I have had the honor to serve as an employee of Workforce Solutions for over 25 years! Throughout that entire time, there is still much confusion about what information should and shouldn’t be on a resume. Resumes are opportunities to showcase and market your most unique knowledge, (job-specific) skills, and accomplishments. The goal is to get a shot at an interview and get a job offer.
Before you apply for your next position, let’s test your current knowledge about the purpose of a resume. Today, we will clarify five common resume misconceptions. This discussion should help raise the bar on your resume’s overall value.
Personal pronouns must be used on a resume. FALSE
Personal Pronouns should be eliminated when creating a resume. Examples of personal pronouns: I, you, he, she, we, it, they, me, him, her, us, them, and it.
Action verbs are not needed. FALSE

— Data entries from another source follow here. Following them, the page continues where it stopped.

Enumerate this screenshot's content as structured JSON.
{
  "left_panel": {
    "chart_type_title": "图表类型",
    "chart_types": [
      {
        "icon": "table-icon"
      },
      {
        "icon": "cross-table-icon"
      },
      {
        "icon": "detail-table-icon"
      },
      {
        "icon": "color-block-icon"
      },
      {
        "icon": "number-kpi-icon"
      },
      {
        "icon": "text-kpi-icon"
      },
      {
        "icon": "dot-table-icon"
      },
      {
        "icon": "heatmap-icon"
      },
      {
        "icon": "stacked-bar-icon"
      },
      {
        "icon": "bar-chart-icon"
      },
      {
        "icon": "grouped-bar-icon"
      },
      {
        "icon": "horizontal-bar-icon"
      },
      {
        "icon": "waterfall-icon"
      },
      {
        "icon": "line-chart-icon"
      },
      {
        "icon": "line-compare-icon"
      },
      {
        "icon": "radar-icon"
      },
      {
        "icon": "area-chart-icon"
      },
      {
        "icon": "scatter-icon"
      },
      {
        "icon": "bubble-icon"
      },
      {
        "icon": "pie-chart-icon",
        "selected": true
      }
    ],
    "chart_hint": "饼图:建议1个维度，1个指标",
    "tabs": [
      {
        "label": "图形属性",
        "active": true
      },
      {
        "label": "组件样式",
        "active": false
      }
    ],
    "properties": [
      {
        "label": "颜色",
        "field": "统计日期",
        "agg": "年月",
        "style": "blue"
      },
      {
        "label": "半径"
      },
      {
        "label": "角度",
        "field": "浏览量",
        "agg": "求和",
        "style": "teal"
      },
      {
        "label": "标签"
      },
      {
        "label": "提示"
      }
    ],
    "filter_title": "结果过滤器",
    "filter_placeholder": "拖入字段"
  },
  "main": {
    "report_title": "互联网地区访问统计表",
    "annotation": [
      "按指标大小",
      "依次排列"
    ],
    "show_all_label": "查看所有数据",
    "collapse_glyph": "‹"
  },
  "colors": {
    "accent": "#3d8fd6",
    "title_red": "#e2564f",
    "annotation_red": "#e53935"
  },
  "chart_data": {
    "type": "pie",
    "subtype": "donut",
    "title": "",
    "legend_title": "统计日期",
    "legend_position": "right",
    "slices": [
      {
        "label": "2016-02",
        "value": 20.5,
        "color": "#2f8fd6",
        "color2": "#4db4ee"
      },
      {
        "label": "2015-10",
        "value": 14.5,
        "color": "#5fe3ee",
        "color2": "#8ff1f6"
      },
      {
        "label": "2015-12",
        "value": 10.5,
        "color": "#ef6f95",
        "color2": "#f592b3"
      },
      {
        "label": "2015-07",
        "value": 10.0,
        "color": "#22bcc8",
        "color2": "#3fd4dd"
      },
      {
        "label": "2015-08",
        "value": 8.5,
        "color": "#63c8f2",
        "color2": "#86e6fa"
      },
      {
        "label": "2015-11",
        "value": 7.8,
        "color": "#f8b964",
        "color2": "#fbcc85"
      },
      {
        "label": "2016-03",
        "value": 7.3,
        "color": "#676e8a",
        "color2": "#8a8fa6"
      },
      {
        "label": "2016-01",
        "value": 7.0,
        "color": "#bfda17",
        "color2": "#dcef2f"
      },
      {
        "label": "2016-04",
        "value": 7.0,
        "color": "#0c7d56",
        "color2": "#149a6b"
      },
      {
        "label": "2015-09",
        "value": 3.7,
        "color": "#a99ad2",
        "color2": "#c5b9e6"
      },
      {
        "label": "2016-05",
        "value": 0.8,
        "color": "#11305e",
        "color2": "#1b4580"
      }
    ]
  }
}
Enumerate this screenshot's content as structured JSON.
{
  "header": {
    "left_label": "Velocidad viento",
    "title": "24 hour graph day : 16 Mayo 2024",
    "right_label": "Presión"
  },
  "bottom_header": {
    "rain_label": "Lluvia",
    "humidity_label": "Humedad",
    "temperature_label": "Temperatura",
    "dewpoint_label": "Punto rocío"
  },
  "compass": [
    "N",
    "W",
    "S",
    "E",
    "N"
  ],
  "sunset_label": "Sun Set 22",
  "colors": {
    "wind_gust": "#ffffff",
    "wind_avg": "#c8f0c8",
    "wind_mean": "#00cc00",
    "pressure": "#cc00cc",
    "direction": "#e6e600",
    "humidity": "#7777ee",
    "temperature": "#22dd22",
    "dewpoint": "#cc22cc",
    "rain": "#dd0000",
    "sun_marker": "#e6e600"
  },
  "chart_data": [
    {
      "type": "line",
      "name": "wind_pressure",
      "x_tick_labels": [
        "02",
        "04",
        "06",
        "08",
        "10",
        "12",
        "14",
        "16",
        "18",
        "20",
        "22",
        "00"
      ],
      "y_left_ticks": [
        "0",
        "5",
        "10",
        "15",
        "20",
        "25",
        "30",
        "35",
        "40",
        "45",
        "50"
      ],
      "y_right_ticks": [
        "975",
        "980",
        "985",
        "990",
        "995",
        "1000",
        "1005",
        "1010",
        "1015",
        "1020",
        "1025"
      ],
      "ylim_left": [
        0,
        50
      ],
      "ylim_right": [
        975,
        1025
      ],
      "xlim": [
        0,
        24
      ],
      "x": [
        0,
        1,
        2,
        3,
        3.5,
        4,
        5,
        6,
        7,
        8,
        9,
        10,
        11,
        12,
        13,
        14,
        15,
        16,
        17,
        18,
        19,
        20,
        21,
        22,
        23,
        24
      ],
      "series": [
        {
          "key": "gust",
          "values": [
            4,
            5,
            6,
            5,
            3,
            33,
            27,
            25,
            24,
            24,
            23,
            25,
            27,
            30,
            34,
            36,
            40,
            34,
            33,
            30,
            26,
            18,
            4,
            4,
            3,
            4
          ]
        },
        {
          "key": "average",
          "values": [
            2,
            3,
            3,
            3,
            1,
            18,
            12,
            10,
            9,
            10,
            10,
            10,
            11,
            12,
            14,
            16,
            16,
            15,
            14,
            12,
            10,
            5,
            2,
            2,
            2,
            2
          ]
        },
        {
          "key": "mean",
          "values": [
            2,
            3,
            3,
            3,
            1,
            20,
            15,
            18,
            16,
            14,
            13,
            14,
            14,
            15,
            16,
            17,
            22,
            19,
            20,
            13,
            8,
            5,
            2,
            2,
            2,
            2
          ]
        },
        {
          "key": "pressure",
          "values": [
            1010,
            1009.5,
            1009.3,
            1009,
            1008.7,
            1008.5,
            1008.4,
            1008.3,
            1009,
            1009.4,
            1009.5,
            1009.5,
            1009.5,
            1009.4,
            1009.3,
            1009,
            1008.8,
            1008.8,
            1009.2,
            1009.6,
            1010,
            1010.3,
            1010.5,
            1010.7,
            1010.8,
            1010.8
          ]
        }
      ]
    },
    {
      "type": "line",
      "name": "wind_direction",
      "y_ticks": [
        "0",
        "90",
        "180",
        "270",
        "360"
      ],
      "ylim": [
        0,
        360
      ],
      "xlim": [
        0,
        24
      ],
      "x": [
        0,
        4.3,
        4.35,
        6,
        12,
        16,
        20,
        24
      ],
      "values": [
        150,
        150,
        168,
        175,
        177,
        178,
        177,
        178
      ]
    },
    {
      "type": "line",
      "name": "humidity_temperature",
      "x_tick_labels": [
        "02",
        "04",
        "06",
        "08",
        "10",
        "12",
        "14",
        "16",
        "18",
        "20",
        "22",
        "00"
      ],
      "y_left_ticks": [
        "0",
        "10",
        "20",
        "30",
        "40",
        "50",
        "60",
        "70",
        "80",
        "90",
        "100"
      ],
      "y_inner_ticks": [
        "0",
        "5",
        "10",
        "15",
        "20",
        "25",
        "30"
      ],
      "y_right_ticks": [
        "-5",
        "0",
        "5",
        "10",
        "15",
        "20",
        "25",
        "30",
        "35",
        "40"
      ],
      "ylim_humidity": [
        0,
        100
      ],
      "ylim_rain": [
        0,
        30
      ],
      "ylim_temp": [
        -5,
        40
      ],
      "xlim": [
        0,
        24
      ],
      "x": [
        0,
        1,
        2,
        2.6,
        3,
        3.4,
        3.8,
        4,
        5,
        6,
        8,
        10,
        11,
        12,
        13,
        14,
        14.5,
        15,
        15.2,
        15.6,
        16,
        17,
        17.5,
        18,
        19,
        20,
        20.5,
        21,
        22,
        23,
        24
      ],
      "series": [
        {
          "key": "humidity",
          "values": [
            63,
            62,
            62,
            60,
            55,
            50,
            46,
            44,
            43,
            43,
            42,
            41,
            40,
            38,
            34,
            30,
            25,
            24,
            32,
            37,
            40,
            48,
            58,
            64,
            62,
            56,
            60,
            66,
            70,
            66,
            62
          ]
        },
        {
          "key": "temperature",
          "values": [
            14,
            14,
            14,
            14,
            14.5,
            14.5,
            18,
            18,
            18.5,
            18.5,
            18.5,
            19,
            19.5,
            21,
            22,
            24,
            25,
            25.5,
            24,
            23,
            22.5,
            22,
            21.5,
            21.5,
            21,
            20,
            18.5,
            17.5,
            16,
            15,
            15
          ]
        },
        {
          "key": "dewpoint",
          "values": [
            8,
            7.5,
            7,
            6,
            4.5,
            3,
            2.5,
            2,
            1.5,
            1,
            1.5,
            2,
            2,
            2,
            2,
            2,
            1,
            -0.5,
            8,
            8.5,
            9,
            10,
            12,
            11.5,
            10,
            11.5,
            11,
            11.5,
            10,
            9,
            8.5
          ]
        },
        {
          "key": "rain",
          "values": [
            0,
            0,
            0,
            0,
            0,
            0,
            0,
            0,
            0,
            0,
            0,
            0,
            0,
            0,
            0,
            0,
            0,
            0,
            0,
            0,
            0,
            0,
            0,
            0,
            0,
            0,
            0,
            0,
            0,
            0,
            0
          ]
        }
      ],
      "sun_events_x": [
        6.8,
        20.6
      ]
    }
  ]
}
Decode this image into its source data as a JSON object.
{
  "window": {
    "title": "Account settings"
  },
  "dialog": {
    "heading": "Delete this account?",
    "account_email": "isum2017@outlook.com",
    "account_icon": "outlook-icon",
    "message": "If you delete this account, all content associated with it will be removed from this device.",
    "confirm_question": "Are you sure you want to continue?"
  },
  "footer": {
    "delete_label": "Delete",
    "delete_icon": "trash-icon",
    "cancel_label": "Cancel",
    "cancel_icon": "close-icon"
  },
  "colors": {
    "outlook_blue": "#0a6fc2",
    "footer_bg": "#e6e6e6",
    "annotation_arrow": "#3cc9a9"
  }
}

By deleting all personal pronouns from your resume, you will often uncover action verbs that can strengthen each of your bulleted statements. Check out this list of 500 Resume Action Words That Recruiters Love To See in 2023 to add more professionalism to your resume.
For example, here is a statement before removing the personal pronouns:
- I reported directly to the financial manager of my company
And here it is starting with the original action verb instead of the personal pronoun “I”. Notice that all the pronouns are gone. This simple step makes for a much more concise statement!
- Reported directly to the senior financial manager of a Fortune 500 company
Job-specific skills and keywords aren’t necessary. Based on my job titles, employers should already know what I do. FALSE
Job-specific skills and keywords are routinely listed by employers within the requirements of job descriptions. Therefore, you should also address them directly on your resume. When qualified, address each skill from the requirement’s list. Otherwise, the employer has no way of knowing you have the potential to become a great fit! Use any industry-specific keywords routinely given throughout the requirement’s list and mention your direct knowledge of them.
For example, the Requirement section of an employer job posting states that a candidate must have the following:
One year of data entry experience within a Call Center environment with a minimum typing speed of 65 wpm.
You are qualified based on the requirements listed in the job description. However, you not only meet this requirement, but you also exceed the employer’s original expectations. It’s time to capitalize on this fact. Document the statement on your resume by using your accomplishment numbers.
Two years of Call Center data entry experience with the ability to type 85 wpm.
The keywords “Call Center” and “data entry” are job-specific skill. Your typing speed exceeds the employer’s expectations. So, 85wpm is considered an accomplishment.
That’s all for today! I hope you enjoyed the information presented while learning something new. Please join me next time for part two of, “5 Common Resume Misconceptions,” to continue to test your knowledge of what a resume should be.
Frieda Carmouche is a member of the Regional Facilitator Team specializing in training and development of students, job seekers, and career center staff. She is comfortable with individual coaching and large group presentations. Frieda is honored to have served and was chosen as the team’s first “Mentoring Coach.” She obtained her BFA in Graphic Communications and minored in Psychology from The University of Houston Central Campus. A native Houstonian with a passion for workforce development; she is extremely proud of her rewarding 20+ year career with Workforce Solutions.